bad breath causes

Photo: Thinkstock

5 of 7
Your Gram Negatives

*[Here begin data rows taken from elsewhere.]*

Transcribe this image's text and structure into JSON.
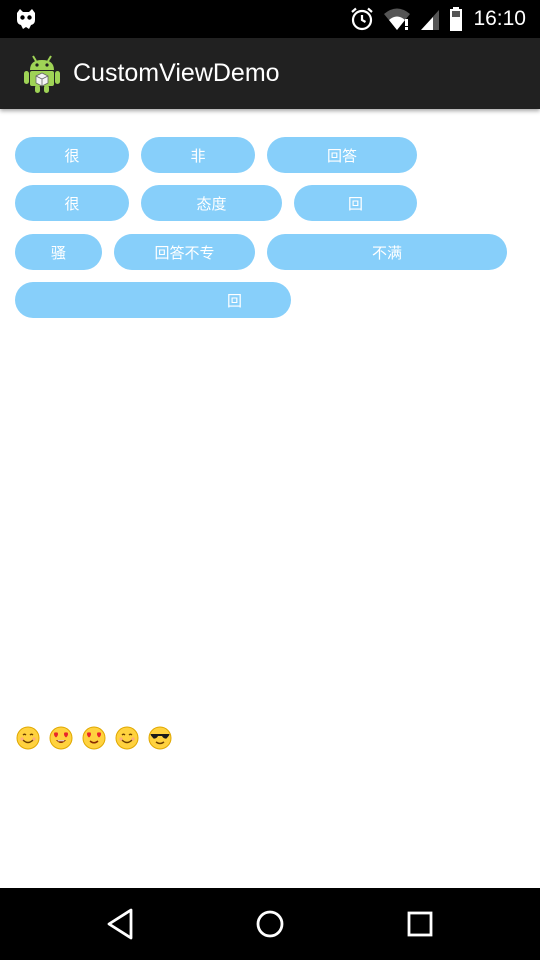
{
  "status_bar": {
    "time": "16:10",
    "icons": [
      "debug-icon",
      "alarm-icon",
      "wifi-icon",
      "signal-icon",
      "battery-icon"
    ]
  },
  "action_bar": {
    "title": "CustomViewDemo",
    "icon": "android-app-icon"
  },
  "tags": {
    "color": "#87cffa",
    "text_color": "#ffffff",
    "items": [
      "很",
      "非",
      "回答",
      "很",
      "态度",
      "回",
      "骚",
      "回答不专",
      "不满",
      "回"
    ]
  },
  "emojis": [
    "smile-emoji",
    "heart-eyes-emoji",
    "heart-eyes-emoji",
    "smile-emoji",
    "sunglasses-emoji"
  ],
  "nav_bar": {
    "buttons": [
      "back-icon",
      "home-icon",
      "recents-icon"
    ]
  }
}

Of all the different types of bacteria that live in your mouth, the most pungent, by far, are a kind called "gram-negative." Not only do they produce gassy-smelling sulfuric compounds, but they also have an extra cell layer that makes them especially resilient. They burrow down below the gum line and hide out in the crevices of the tongue. Flossing helps remove them, but another option is brushing your tongue, which has been shown to reduce bad breath by 70 percent. Clean your entire tongue, especially the back where more there are more peaks (or papillae) and valleys, as well as the cheeks, recommends Gary H. Westerman DDS, a professor of dentistry at Creighton University. You can also use a toothbrush or a drugstore tongue-brush, but an Orabrush—yes, the thing you've seen on YouTube—has longer, softer bristles as well as a scraper to collect the bacteria once it's been dislodged.